Money isn't Everything

There is upwards of 30 trillion dollars In generational wealth ready to be passed down. The biggest mistake families make is not transferring knowledge and values.

Money isn't everything.

The intellectual capital and the instinct to be smart with wealth is just as important. But are elders transferring enough knowledge and values to their children?

Wealthy parents in particular don't often educate their children on how to build and maintain wealth. Along with wealth, elders need to pass down fiscal knowledge and even more importantly, The values that helped create that wealth in the first place.

Education is critical!

How do we get the next generation to have a curiosity? How do we generate in our children the desire to know where the wealth came from and to take it upon themselves to take the reins and start handling more of the family business and wealth?

History tells us that of the wealth that is transferred down to the next generation, 70% is lost by the second generation, and 90% will be lost by the third generation. So there are three things that can be handed down,

1. Wealth

2. The knowledge of how to build and manage wealth

3. The family values.

It is important to have a professional team, from the tax side, to the investment side, to the legal side. And it is important to introduce the younger generation to these professionals as soon as possible. It's important that the younger generation start to build relationships with the family advisers and professionals.

Research has shown that one of the prime indicators of success in the future is the ability to delay gratification. The famous marshmallow experiment from Stanford showed that the children who delayed gratification were more successful in college and in life.

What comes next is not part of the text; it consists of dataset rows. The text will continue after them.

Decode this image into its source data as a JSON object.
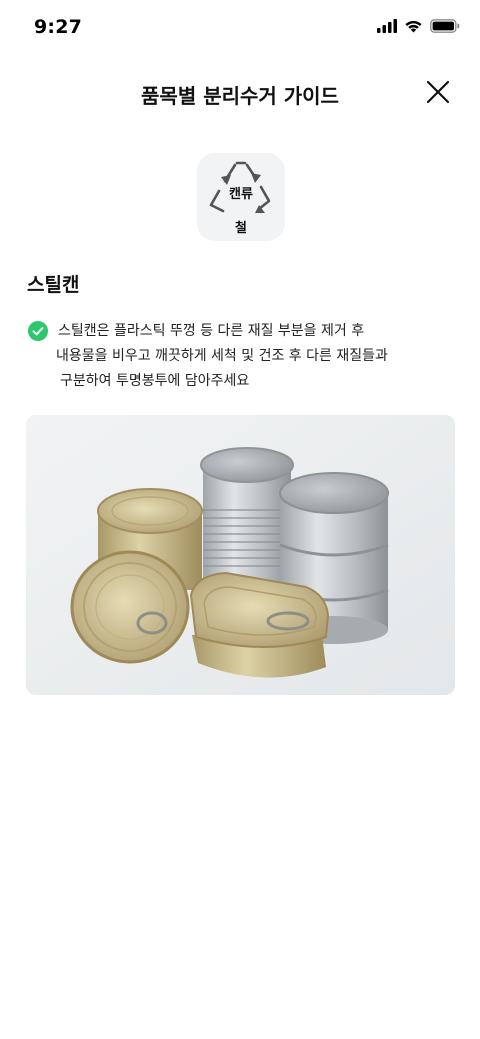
{
  "status_bar": {
    "time": "9:27",
    "icons": [
      "signal-icon",
      "wifi-icon",
      "battery-icon"
    ]
  },
  "header": {
    "title": "품목별 분리수거 가이드",
    "close_icon": "close-icon"
  },
  "badge": {
    "top_label": "캔류",
    "bottom_label": "철",
    "icon": "recycle-icon"
  },
  "item": {
    "title": "스틸캔",
    "description_lines": [
      "스틸캔은 플라스틱 뚜껑 등 다른 재질 부분을 제거 후",
      "내용물을 비우고 깨끗하게 세척 및 건조 후 다른 재질들과",
      "구분하여 투명봉투에 담아주세요"
    ]
  },
  "colors": {
    "check": "#2ec76c",
    "badge_bg": "#f2f3f5",
    "photo_bg": "#eceff1"
  }
}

With multiple children, simply splitting up the finances is often not the ideal solution, As you lose the eficiencies of scale and the investment opportunities of a large pool of money.

When you look at some of the most successful wealthy families in history, they run their family wealth as a business, and keep the money together as much as possible. They run their family business with governance, and with a board of advisors.

Excerpted from this Wall Street Journal Interview